Hello and—wait, let's start over. Backspace, backspace, backspace...
Kon'nichiwa—that's Lesson No. 1, now scribble that down—and welcome. Or, no, hold on. Is that offensive? Do only weeaboos say "Kon'nichiwa"?
Lesson No. 2: Don't be a weeaboo.
- Weeaboo - Noun. A person who is obsessed with Japan, Japanese culture, anime, and manga. They deny their own culture, pretend they're from Japan, and try to speak Japanese while horribly slaughtering the language because they watch InuYasha. See also: asshole.
Now, let's go back to the beginning: Hello and welcome to How to Fake Your Way Through a Conversation About Anime.
Today, famed director Hayao Miyazaki's final film, The Wind Rises hits theaters. Dubbed in English by Joseph Gordon-Levitt, Emily Blunt, and Stanley Tucci, the film tells the story of a young man who dreams of designing airplanes while his life is interrupted by the Great Depression, the tuberculosis epidemic, and war.
You're probably wondering to yourself, "How can I go to this movie without looking like a white trash rube?!" You're in luck, friend. You didn't have to be part of that weird group in high school who always wore fingerless gloves (even inside) and started their own Anime Club with their Pocky-stained fingers to appreciate true artwork and wonderful filmmaking. That's why we're here to continue running down the basics. You ready?
Lesson No. 3: Hayao Miyazaki is the shit.
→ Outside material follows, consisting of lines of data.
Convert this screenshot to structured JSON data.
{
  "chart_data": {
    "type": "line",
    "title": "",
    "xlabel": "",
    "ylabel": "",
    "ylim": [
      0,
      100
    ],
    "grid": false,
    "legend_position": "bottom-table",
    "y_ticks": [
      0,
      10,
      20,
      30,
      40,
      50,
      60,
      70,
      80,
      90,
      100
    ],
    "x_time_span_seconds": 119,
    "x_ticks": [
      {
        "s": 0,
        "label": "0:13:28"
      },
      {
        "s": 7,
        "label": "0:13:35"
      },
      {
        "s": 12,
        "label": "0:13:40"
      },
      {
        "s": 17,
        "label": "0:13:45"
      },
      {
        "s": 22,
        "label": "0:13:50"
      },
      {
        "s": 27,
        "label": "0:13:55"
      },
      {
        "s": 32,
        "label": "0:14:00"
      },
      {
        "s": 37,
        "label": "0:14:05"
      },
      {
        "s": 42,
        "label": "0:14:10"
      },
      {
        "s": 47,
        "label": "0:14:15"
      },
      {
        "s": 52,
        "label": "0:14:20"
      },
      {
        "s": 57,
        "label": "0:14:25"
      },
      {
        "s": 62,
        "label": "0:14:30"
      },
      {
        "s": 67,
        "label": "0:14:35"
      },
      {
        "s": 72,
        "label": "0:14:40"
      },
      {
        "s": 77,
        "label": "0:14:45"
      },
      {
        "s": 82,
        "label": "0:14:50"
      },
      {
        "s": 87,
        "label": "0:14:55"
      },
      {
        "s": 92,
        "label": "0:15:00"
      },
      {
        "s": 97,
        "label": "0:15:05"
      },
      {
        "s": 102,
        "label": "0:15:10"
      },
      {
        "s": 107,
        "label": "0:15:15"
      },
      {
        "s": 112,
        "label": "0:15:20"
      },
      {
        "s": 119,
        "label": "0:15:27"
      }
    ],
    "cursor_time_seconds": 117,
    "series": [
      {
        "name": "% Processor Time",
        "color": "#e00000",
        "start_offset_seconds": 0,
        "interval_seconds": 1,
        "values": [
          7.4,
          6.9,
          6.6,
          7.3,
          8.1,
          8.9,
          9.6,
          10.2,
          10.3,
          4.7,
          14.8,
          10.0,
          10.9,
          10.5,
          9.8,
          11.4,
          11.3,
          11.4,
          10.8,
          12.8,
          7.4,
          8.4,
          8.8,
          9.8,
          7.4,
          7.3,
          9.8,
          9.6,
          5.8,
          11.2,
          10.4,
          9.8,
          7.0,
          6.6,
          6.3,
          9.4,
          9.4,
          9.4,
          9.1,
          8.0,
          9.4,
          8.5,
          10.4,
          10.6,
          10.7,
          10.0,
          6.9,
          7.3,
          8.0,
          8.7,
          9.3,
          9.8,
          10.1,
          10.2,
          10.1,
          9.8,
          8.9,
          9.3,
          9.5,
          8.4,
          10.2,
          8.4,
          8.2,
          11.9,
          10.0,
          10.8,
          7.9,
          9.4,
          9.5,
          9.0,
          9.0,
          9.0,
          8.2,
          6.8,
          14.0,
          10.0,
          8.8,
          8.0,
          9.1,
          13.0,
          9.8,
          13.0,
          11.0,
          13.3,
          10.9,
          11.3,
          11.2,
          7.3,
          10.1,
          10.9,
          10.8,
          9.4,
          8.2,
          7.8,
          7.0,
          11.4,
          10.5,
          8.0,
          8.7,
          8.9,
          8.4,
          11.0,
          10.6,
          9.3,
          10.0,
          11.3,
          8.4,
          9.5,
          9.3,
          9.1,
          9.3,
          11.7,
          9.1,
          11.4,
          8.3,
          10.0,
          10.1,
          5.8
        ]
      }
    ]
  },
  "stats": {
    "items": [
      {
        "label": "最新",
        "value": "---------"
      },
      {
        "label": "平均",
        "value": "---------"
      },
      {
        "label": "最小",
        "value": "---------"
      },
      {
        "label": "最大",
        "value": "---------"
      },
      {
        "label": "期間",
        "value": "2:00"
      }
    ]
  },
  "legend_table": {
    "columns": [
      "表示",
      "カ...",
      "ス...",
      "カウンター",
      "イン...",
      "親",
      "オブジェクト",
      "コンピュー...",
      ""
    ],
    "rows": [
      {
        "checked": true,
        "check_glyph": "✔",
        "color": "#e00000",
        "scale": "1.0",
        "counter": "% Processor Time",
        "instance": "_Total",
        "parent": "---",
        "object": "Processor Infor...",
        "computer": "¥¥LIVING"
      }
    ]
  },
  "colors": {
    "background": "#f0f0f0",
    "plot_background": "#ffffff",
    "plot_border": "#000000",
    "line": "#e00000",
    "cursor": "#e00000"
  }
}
To get a jump on spectacular anime movies, just watch any Miyazaki film. They're original, they're beautifully animated, and his animation studio (co-founded with Isao Takahata), Studio Ghibli, created some of the most incredibly animated movies in recent history. Basically, if Walt Disney and Steven Spielberg had an illegitimate love child, it'd be Miyazaki. If you name drop Miyazaki or any of his films—Spirited Away, Howl's Moving Castle, and the very best of Lupin III—you'll quickly be accepted into the anime community with open arms.
Lesson No. 4: Anime itself is not a genre. You've got drama, romantic comedies, slice of life, action/adventure, yaoi (gay)/yuri (lesbian), supernatural, and every other genre. Honestly, if you can imagine the most outlandish plot ever, there's already some anime made about it.
Examples: Midori Days is about a guy who wakes up to find that his hand has been replaced by the top half of a woman. In Samurai Pizza Cats, felines work at a pizza joint and are also samurai sword masters.
Which means, of course, that if you're ever in a jam with an Otaku—
- Otaku- Noun. The Japanese word for "House," as in you never leave it. A person who has nothing going on in their lives beside anime, manga, 4chan, and other anime-centered discussion boards is an Otaku.
—Lesson No. 5: Just make shit up. Act like you know what you're talking about, and make sure you use your best condescending voice. Like, "Yeah, I assume you've seen the fresh take on dog fighting? You haven't? Tiny monsters use different elements to fight their battles. It's a classic."
Heck, you could even describe something as far-fetched as characters gaining strength from sucking on some titties. Which does exist, actually, in Seikon no Qwaser.
Lessons No. 6-8: Here are some quick common knowledge facts to help you get by.
- Sailor Uranus and Sailor Neptune weren't "cousins" in Sailor Moon. That's what the English dubs translated it to in an effort to make it more G-rated, but it just made their relationship look incestuous. They're actually lovers.
- "It's over 9000," is, like, the ultimate power and a great inside joke for Dragon Ball Z fans.
- "The manga was better than the anime." = "The comic book was better than the movie."
See, it's not hard at all to act like you know about anime. Pepper your sentences with "The animation was amazing," or "Despite the English dub of the series, I truly enjoyed it," or "I've been a fan since the second volume of manga was released," and you'll look really smart.
Lesson No. 9: You're a nerd.
Written by Hope Schreiber (@HopeSchreiber)
[GIFs via: Cowboy Bebop, Lucky Star, Lupin III, Samuria Pizza Cats, Pokemon,